According to the US General Aviation Manufacturers Association, which has been spearheading the reorganisation, SARA plans to implement by the end of 2015 the Federal Aviation Administration's Part 23 Reorganisation Aviation Rulemaking Committee (ARC) recommendations. ARC has sought to create a regulatory environment that will contribute significantly to revitalising the health and safety of new and existing GA aircraft up to 5,700kg (12,600lb) while cutting certification costs.

"The lighter segments of GA have suffered in terms of new product ­innovation as a result of overly prescriptive and rigid rules," says Greg Bowles, GAMA's director of engineering and manufacturing and ARC co-chairman. "The reorganisation is designed to regulate the safety of GA aircraft based on requirements that are proportionate to the complexity and performance of the aircraft, rather than on existing arbitrary divisions based on weight and propulsion. The new rules should slash certification costs and will be ­relevant for the next 20 years," Bowles adds.

GAMA president Pete Bunce says given the support of "bipartisan sponsors of the bill", the FAA should now move quickly to embrace the ARC's recommendations. "These will improve safety, allow manufacturers to invest in new products, install lifesaving equipment on current aircraft and develop new products at a price point that makes sense to our customers," he says.

These updated requirements "will bring new energy to the lighter segment of the aircraft market which is anaemic right now", Bunce adds.

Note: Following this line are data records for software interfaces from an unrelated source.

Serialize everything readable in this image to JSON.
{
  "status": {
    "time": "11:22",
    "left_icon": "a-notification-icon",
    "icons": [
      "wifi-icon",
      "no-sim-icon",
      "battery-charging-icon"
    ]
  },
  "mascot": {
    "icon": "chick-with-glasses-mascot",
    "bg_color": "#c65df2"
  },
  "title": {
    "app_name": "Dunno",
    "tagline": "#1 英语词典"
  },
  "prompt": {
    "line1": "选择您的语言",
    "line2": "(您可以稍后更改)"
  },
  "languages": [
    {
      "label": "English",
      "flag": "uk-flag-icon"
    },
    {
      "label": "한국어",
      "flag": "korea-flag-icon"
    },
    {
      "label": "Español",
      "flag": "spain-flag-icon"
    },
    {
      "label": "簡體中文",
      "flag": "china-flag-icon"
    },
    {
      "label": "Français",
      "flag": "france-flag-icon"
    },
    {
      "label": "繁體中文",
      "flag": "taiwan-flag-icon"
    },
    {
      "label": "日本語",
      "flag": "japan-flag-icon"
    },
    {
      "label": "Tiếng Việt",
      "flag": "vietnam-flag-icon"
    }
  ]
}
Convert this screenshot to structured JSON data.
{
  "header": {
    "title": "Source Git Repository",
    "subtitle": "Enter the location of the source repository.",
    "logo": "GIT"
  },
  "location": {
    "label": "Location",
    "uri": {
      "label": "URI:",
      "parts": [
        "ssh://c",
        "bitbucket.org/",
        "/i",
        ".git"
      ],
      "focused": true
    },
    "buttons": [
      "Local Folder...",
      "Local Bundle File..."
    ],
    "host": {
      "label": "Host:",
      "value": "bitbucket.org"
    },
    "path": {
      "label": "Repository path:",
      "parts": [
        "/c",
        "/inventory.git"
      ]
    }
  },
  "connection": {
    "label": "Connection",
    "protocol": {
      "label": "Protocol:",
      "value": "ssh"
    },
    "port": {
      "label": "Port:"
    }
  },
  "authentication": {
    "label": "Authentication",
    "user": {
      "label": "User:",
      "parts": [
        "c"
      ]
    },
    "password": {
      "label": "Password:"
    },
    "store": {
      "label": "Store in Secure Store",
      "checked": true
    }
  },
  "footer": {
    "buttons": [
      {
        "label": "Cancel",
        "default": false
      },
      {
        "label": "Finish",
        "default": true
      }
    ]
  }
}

The ARC was formed in 2011 and comprises 150 representatives from industry and aviation authorities from across the globe. It is hoped the recommendations will be adopted worldwide, leading to a globally harmonised standard.